Truth, honor, justice, service to the Great One, and deference. Where had she gone wrong? In the last twelve hours, she had sacrificed many doves to the Great One, praying for an answer, praying that he bring her baby back to life.
She had not. She, the queen, had done her duty. So why was her baby dead while the baby of a servant was alive and well?
Tula watched as more servants approached and went down to drink and gather water. Perhaps, she thought, the Great One took the wrong child.
Several of these other servants joined the young mother, singing, washing the baby. There was only one solution. Queen Tula knew what she had to do. She waited until they had made camp before summoning a guard.
The queen and her contingency were traveling back to Ndiuno, back to her king. After the windstorm that occurred on the previous night, everything had been tightly packed and loaded onto the backs of the servants. Now, everything vital had been brought out again for the night. The camp was abuzz with activity – the sounds of work and laughter, the clinking of stoneware as supper was prepared, and the aroma of freshly cooked meat.
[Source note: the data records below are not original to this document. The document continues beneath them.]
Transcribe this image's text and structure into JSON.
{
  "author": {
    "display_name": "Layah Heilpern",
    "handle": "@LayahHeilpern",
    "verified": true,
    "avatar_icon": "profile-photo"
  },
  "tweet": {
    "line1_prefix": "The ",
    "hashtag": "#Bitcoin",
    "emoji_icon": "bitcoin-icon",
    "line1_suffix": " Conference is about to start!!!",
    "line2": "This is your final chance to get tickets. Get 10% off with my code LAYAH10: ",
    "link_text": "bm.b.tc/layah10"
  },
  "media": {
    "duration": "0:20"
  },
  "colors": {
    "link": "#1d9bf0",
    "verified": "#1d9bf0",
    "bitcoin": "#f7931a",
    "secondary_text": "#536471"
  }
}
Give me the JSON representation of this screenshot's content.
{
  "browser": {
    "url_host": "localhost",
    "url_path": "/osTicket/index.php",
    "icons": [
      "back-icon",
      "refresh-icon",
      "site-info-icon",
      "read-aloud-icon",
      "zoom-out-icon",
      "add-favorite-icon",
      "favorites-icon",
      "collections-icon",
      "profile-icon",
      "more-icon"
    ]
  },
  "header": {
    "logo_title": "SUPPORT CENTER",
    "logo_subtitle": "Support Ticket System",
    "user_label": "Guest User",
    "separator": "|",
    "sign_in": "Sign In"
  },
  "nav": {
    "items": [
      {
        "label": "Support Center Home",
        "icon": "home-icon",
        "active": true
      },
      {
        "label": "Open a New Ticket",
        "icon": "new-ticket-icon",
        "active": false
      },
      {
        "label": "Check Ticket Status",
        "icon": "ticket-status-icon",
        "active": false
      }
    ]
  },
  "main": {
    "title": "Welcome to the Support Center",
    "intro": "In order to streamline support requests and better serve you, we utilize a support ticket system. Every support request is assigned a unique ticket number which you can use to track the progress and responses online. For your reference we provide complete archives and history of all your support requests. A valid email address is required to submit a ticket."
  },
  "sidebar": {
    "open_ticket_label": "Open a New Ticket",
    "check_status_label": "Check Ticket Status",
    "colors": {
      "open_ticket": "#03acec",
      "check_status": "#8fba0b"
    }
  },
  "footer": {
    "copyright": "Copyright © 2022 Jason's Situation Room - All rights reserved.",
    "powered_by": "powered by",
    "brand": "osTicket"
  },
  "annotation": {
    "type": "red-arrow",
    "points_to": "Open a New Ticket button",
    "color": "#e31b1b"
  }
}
The queen had her own tent, but she elected to stay by the river for now, where a little more privacy was available.
“My queen?” a guard asked. He had been summoned by her specifically. Appearing to be quite nervous, the guard was still fairly young and not used to being asked for personally. He knelt before her, back ramrod straight, trying to assuage his trembling hands.
The queen did not make eye contact with him; she was gazing across the wide, shallow river as she inhaled the scents of running water, mud, and crushed grass.
“Did you not hear what I said, Leekee?” she asked sharply. “Do you dare question me?”
Leekee anxiously cleared his throat. To most that took notice of him, he resembled a mountain of a man. Here, kneeling before his queen, he felt utterly powerless.
“My queen,” Leekee replied, gulping, “As you wish. What should I do with it?”
“Do not bother me with that. Take it,” The queen kissed her stillborn child one last time before handing him the bundle. Not a single tear was permitted to roll down her face although a sharp and intense pain was lancing through her heart.
Leekee took the baby in his arms and bowed to it. Even the corpse of a prince was holy. He stood and backed away.
“Guard – Leekee.”
“Yes, my queen?”
“There is one more thing,” Queen Tula said, her gleaming eyes sharp through unshed tears.
“Yes, my queen?’
Tula looked him up and down, contemplating how to phrase her command, “You have been in servitude to me since you were a boy, have you not?”
“I have, my queen.”
“And, next to the Great One and the king, no one is greater than I.”
“It is so, my queen.”
The queen’s throat was dry. Her hands clenched into fists, but she forced herself to breathe slowly and think carefully. Once she was ready, she spoke with the commanding voice that her husband had taught her, “There is one more thing that I must ask of you. It requires the greatest courage and loyalty. Do you have such courage and loyalty?”
Heart sinking, Leekee answered, as he knew he must, “Yes, my queen.”
The sounds coming from the distant camp sounded like mockery now. Leekee yearned to join his fellows even as he sat awaiting her orders, knowing from the look in her eyes that he would not be with his friends again for some time. What would the queen ask of him? What travesty would he be forced to perform?
As Queen Tula explained, a chill wind blew against her back.
The Great One was not pleased.